The human centered design philosophy of Notequill
Note taking is truly fundamental. Since grade school we’ve all taken notes daily. Unlike more direct processes that can be transitioned digitally easily, everyone has developed their own unique formats and syntax of note taking that best resonates with their thought process when learning.
Building a note taking app is a true exercise of human centered design. Rather than starting with a technology product, we started with the people who will use it, and we’re tailoring Notequill precisely to what they already do.
We’re exploring the processes of writing on paper and translating that to the digital world, rather than trying to force a digital process into a fundamentally physical one.

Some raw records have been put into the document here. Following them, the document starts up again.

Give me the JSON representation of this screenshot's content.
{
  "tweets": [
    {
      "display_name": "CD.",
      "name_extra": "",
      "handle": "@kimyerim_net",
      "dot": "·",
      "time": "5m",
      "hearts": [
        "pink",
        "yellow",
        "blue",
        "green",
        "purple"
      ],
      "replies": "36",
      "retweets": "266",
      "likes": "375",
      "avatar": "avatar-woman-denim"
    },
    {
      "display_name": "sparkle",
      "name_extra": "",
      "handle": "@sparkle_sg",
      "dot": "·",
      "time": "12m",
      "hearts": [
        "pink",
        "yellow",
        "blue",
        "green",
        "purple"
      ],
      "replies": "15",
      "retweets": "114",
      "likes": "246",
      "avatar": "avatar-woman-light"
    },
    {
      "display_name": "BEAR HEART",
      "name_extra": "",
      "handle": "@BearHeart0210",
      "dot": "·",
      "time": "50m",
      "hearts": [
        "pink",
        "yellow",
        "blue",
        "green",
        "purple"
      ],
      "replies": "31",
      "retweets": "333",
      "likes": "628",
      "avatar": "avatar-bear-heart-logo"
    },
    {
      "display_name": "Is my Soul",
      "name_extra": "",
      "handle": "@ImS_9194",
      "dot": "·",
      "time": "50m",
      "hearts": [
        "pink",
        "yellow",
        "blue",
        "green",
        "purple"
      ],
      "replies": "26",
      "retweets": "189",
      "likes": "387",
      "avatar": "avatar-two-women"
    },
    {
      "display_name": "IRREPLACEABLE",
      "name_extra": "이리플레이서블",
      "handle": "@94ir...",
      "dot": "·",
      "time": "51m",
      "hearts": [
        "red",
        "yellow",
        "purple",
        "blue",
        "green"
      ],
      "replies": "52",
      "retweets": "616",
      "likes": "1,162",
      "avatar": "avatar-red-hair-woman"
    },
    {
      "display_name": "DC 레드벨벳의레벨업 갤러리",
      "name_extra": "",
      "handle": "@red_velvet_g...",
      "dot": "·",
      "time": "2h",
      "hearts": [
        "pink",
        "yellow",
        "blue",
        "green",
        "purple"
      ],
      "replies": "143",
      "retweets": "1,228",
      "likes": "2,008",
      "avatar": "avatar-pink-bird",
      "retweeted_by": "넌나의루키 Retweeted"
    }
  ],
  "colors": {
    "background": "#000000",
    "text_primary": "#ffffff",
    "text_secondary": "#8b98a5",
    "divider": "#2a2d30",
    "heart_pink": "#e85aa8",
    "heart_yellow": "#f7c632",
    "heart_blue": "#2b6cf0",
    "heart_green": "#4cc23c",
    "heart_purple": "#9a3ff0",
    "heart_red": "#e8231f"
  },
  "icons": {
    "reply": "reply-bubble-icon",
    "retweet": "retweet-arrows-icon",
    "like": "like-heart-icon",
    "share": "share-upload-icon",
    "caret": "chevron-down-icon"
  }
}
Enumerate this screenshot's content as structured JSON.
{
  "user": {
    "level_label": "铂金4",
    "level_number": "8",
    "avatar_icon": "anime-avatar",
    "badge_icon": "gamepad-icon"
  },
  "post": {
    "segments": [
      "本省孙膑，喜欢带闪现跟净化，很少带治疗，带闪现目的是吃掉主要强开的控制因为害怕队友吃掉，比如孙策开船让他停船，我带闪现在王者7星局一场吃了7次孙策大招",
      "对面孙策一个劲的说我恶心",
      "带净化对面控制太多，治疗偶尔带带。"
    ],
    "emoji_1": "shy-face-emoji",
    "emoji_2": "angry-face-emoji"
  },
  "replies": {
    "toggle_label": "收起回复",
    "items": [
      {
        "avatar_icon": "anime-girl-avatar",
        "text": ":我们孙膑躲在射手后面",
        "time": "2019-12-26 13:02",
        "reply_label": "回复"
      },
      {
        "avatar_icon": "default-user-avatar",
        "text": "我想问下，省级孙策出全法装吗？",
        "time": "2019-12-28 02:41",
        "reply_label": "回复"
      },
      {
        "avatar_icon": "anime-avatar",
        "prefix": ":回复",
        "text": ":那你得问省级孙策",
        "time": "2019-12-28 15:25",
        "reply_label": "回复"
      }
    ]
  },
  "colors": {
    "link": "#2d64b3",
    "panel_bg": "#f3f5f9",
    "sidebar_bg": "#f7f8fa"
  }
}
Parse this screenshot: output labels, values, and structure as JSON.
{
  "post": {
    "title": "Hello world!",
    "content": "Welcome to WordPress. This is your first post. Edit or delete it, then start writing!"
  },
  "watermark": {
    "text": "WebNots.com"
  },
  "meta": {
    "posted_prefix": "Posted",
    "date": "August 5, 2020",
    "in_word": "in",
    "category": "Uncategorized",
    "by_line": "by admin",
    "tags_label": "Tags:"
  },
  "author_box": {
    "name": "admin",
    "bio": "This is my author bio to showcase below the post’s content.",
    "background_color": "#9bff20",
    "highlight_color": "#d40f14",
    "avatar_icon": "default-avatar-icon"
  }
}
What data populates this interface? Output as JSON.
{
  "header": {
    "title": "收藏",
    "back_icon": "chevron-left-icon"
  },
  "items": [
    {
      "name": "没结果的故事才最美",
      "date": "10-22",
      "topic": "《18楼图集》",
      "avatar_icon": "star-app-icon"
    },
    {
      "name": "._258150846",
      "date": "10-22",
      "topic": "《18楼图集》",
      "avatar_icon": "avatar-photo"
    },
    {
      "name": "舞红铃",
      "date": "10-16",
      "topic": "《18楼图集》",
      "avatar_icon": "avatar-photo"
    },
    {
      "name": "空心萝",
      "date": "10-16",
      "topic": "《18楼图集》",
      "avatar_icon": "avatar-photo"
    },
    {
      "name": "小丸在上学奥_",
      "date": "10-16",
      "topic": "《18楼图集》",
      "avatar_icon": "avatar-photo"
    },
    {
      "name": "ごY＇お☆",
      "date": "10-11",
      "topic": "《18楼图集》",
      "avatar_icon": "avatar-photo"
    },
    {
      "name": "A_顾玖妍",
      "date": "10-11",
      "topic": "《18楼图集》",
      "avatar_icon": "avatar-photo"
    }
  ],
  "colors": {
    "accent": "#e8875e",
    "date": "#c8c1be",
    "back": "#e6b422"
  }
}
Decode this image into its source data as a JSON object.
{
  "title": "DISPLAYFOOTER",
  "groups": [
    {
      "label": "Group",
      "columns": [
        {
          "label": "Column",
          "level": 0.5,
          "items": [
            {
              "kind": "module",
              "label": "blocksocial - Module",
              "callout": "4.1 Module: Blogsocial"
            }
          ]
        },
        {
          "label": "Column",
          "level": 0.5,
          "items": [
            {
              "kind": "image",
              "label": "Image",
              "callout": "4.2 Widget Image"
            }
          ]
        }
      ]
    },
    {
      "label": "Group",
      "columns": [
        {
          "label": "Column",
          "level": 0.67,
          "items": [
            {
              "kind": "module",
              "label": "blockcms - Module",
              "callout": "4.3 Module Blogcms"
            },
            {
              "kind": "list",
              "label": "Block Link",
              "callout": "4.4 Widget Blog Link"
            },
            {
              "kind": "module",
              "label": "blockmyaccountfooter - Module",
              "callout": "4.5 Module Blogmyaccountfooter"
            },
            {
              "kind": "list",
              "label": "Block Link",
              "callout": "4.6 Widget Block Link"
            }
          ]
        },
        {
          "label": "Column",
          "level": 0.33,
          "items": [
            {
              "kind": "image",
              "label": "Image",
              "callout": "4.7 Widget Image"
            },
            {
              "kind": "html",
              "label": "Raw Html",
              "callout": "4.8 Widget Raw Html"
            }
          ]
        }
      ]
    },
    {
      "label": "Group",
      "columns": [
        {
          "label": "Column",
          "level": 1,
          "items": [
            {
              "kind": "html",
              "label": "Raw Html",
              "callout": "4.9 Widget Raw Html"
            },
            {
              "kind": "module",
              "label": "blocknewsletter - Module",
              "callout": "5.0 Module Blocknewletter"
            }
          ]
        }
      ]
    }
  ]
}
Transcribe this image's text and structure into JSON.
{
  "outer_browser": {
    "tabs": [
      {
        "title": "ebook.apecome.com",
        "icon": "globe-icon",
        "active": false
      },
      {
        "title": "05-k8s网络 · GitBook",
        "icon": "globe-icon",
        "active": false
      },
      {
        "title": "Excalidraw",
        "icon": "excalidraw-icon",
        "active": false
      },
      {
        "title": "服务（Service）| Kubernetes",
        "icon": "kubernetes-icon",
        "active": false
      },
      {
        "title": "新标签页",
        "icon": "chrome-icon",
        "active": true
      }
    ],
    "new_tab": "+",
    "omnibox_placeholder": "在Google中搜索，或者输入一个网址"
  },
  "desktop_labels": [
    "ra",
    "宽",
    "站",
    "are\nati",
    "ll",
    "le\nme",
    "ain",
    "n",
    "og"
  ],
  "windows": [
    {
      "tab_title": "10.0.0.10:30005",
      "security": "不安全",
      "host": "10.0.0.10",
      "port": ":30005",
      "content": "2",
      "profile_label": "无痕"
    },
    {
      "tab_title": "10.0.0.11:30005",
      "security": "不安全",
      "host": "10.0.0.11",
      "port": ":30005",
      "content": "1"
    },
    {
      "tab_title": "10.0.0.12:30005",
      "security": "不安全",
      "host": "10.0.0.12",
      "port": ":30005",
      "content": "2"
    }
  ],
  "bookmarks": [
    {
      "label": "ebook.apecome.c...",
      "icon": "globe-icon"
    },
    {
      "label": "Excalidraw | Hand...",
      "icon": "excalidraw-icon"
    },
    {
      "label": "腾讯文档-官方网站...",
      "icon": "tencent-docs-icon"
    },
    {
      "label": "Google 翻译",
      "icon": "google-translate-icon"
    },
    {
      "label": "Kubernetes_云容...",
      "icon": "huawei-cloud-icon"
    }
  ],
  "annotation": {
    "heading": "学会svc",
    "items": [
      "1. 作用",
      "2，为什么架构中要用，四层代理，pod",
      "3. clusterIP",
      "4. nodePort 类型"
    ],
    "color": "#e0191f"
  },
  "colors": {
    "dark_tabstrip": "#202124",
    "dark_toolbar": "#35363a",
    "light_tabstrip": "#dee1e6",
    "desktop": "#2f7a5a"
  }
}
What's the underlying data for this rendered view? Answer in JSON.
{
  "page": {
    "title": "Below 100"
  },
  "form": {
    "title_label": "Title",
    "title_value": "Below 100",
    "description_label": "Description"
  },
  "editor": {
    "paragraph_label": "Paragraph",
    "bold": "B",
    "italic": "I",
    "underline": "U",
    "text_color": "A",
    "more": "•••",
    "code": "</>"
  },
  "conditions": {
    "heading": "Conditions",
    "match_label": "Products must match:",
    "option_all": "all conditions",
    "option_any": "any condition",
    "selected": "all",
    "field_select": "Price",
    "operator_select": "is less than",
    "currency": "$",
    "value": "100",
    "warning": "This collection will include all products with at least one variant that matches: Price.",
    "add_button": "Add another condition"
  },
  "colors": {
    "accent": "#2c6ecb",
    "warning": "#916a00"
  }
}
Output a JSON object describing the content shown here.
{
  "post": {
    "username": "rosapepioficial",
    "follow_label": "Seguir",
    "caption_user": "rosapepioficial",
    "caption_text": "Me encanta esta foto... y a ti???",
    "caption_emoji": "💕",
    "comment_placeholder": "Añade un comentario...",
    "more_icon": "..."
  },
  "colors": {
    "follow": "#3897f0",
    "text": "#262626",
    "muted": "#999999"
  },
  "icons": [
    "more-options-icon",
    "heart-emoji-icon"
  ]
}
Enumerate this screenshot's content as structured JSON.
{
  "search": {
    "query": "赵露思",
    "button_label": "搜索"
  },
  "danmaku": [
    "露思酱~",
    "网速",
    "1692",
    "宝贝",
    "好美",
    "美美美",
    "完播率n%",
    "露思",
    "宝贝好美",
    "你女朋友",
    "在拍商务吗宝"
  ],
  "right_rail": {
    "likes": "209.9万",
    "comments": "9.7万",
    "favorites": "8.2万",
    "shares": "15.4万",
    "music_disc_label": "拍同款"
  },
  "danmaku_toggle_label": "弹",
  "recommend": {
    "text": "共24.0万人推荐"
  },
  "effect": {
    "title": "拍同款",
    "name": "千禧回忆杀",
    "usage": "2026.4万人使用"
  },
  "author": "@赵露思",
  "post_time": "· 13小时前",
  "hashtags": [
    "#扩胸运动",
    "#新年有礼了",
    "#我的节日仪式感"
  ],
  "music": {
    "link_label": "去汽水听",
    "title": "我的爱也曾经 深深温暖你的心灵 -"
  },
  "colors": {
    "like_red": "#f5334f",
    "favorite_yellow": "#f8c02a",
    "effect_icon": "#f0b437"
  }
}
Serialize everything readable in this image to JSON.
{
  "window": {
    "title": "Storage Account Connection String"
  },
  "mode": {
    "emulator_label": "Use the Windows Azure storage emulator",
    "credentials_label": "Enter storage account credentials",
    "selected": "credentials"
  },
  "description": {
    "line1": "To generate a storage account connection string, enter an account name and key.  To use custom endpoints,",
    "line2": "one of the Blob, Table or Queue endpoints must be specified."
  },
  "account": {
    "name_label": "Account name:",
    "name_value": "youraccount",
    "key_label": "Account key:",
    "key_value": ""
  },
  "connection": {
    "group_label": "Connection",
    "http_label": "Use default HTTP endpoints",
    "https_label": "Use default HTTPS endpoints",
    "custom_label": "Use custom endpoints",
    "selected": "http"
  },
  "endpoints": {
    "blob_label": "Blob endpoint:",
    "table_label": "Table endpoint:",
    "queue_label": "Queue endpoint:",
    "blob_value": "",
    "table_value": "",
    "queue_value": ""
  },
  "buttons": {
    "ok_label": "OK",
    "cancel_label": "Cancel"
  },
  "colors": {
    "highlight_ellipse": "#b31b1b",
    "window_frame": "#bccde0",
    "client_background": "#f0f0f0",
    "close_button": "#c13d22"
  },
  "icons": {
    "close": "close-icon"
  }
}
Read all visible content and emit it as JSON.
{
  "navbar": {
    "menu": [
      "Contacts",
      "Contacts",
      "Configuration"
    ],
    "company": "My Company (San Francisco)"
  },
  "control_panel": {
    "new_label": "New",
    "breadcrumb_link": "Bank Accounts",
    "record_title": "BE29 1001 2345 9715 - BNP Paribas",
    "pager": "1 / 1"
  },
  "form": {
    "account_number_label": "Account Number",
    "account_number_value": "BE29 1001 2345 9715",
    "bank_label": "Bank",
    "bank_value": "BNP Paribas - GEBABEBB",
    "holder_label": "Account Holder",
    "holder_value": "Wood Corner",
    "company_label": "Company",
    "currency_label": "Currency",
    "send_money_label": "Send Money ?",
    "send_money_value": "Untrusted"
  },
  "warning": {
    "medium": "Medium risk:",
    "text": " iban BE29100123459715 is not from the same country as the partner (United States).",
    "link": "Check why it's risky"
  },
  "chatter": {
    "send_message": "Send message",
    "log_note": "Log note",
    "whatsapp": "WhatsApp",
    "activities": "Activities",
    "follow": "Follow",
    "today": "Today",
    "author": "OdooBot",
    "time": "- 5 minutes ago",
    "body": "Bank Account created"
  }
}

Note taking at its core is a touch of pen to paper. It’s abstract. There’s no ui to a piece of paper — all of the interaction is at the point of the pen. Hence our editor. There’s no buttons, no chrome, rather just a canvas on which to write. Interaction is done with a double tap of the mouse, finger, or stylus, just like the touch point of the pen. We’ve undone the ribbon, the toolbar, the menu, and we’ve replaced it with naturality.
Organization of notes is done with binders. We don’t have a concept of nesting — no one has binders within their binders in their backpack or bag. Unnested binders, with notes organized by their last use, is the natural format which makes finding notes second nature.
This naturality is the Notequill app’s design philosophy.
We’re not building technology for taking notes, we’re building note taking for technology. Its why people use it.
The Notequill project is incredibly simple and intends to be nothing more. I’d argue any day that this simplicity — this step towards how note taking is done, rather than away from — is what makes digital note taking enjoyable, not frustrating.